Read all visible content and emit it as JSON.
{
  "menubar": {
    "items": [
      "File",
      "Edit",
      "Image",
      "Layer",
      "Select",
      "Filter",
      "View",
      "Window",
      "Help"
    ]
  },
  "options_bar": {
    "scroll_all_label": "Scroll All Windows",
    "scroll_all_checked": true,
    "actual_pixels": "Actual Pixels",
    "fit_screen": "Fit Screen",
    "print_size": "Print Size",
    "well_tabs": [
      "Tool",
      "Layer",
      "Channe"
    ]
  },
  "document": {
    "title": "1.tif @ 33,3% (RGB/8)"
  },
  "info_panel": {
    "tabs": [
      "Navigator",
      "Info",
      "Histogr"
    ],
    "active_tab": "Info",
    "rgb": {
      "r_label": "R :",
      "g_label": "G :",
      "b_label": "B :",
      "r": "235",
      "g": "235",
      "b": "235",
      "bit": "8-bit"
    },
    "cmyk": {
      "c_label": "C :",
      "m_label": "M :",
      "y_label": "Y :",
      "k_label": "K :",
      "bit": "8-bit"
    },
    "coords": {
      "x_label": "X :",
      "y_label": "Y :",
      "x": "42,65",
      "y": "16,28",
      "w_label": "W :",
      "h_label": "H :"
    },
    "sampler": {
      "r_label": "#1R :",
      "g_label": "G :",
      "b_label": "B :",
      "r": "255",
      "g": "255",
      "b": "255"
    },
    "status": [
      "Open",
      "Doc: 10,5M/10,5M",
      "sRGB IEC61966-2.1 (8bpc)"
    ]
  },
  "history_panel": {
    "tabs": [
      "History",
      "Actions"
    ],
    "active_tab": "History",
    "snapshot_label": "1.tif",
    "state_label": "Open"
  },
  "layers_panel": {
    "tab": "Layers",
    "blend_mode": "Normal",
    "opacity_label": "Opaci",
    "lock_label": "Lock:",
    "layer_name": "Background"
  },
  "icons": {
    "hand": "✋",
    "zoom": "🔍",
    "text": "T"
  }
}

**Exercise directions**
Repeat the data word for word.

**Finished exercise**
Read all visible content and emit it as JSON.
{
  "menubar": {
    "items": [
      "File",
      "Edit",
      "Image",
      "Layer",
      "Select",
      "Filter",
      "View",
      "Window",
      "Help"
    ]
  },
  "options_bar": {
    "scroll_all_label": "Scroll All Windows",
    "scroll_all_checked": true,
    "actual_pixels": "Actual Pixels",
    "fit_screen": "Fit Screen",
    "print_size": "Print Size",
    "well_tabs": [
      "Tool",
      "Layer",
      "Channe"
    ]
  },
  "document": {
    "title": "1.tif @ 33,3% (RGB/8)"
  },
  "info_panel": {
    "tabs": [
      "Navigator",
      "Info",
      "Histogr"
    ],
    "active_tab": "Info",
    "rgb": {
      "r_label": "R :",
      "g_label": "G :",
      "b_label": "B :",
      "r": "235",
      "g": "235",
      "b": "235",
      "bit": "8-bit"
    },
    "cmyk": {
      "c_label": "C :",
      "m_label": "M :",
      "y_label": "Y :",
      "k_label": "K :",
      "bit": "8-bit"
    },
    "coords": {
      "x_label": "X :",
      "y_label": "Y :",
      "x": "42,65",
      "y": "16,28",
      "w_label": "W :",
      "h_label": "H :"
    },
    "sampler": {
      "r_label": "#1R :",
      "g_label": "G :",
      "b_label": "B :",
      "r": "255",
      "g": "255",
      "b": "255"
    },
    "status": [
      "Open",
      "Doc: 10,5M/10,5M",
      "sRGB IEC61966-2.1 (8bpc)"
    ]
  },
  "history_panel": {
    "tabs": [
      "History",
      "Actions"
    ],
    "active_tab": "History",
    "snapshot_label": "1.tif",
    "state_label": "Open"
  },
  "layers_panel": {
    "tab": "Layers",
    "blend_mode": "Normal",
    "opacity_label": "Opaci",
    "lock_label": "Lock:",
    "layer_name": "Background"
  },
  "icons": {
    "hand": "✋",
    "zoom": "🔍",
    "text": "T"
  }
}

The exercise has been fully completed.